Cheney’s background as a lawyer meant she approached the material with a rigour that many involved say is rare for a congressional committee. And her impeccable conservative credentials and contacts — she is the daughter of the former vice-president Dick Cheney — meant she was able to secure witnesses others might not have.

“I have worked on a lot of congressional hearings, and have testified live myself,” said Al Schmidt, the former city commissioner of Philadelphia, who testified in the second hearing. “This felt more like being a witness on the stand.”

Richard Donoghue, the former acting deputy attorney-general who testified in the fifth hearing, said: “They have focused on gathering the facts about January 6 and letting the decision makers — whether that is Congress, the justice department or the public — make their own minds up.”

Donoghue added that while several members of the committee participated in his initial deposition — conducted over Zoom in October 2021 — Cheney stayed for almost the entire session and asked the most detailed questions.

Nick Quested, the British documentary maker who was making a film about the far-right groups involved in the violence and who testified during the first hearing, said the committee did extensive background checks on him before deciding he should appear live.

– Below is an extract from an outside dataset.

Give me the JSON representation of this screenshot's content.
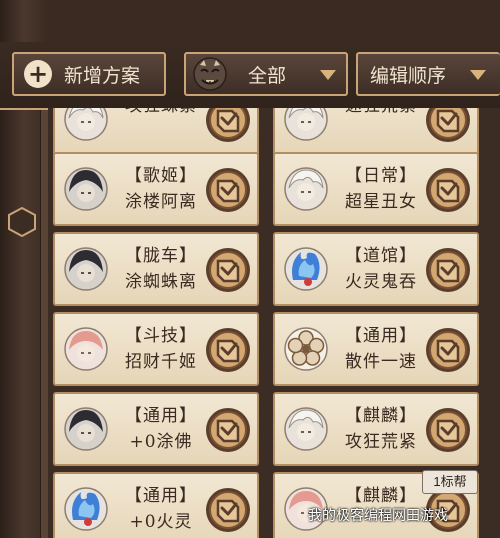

“I could see the incredible detail in their questioning,” he said of the first meeting he held with investigators. “Everything had been rigorously vetted, and confirmed with multiple sources.”

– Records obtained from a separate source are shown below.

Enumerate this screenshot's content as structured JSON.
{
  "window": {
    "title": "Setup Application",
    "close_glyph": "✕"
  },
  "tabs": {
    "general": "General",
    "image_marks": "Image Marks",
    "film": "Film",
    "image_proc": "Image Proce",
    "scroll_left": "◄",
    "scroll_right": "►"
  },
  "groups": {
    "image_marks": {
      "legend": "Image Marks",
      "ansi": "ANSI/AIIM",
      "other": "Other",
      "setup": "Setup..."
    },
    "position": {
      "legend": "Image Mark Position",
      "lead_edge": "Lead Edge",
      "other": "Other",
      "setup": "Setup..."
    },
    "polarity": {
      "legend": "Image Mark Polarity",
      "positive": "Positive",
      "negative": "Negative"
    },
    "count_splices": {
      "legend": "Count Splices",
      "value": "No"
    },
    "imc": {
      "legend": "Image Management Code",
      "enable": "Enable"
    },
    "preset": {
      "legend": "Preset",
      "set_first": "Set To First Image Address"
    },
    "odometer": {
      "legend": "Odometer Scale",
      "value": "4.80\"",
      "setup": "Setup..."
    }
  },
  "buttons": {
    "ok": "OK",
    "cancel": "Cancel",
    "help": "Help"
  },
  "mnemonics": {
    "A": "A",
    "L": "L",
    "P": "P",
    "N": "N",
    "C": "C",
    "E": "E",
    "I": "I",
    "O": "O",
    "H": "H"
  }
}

Some of those close to Cheney believe that some of the star witnesses would not have testified had it not been for her. Bill Barr, Trump’s former attorney-general who has provided some of the committee’s most explosive testimony, served in the same cabinet as her father under president George HW Bush.

“There is no way Barr could have got away with saying no to Liz Cheney,” said Barbara Comstock, a former Republican member of Congress and longtime friend of Cheney. “The problem for a lot of these senior Republicans with Liz being there is they could run from the committee but they couldn’t hide.”

The committee’s work has not been universally praised. Some felt members rushed to interview Cassidy Hutchinson, the White House aide who testified that Trump had had an altercation with the Secret Service, only to be contradicted — albeit off the record — by sources at the law enforcement agency.

Others, such as the Republican pollster Frank Luntz, believe the committee has been too selective in its use of video clips, allowing Trump supporters to accuse members of over-editing material.

But polls suggest the hearings have shifted public opinion. Support for prosecuting Trump rose 6 percentage points from late April to late June, with a clear majority now in favour. Meanwhile, Trump’s favourability ratings have dropped from 46 per cent in late April to 42 per cent now.

Democrats who want to turn the midterm elections into another referendum on Trump are delighted.

“I think the return of Maga [Make America Great Again] has started factoring into people’s heads,” said Simon Rosenberg, a Democratic strategist. “This is not going to be your usual set of midterm elections.”

For the Republicans, the hearings have sparked a hunt for a possible alternative to Trump as their 2024 presidential candidate.

Figures released this week show the former president’s fundraising has slowed in the past three months, and more than half of Republican party members say they would vote for someone else in a presidential primary — though they are split between his rivals.

Cheney has hinted that she might launch a presidential run in 2024, but experts say she is unlikely to win a Republican nomination or a general election. Instead, her main achievement might be empowering someone else to take on Trump now that he has been wounded by the committee.

“There is going to be a big field of Republicans running in 2024 thanks to the work of Liz Cheney,” said Comstock. “They should all get to their knees and thank her — although they won’t.”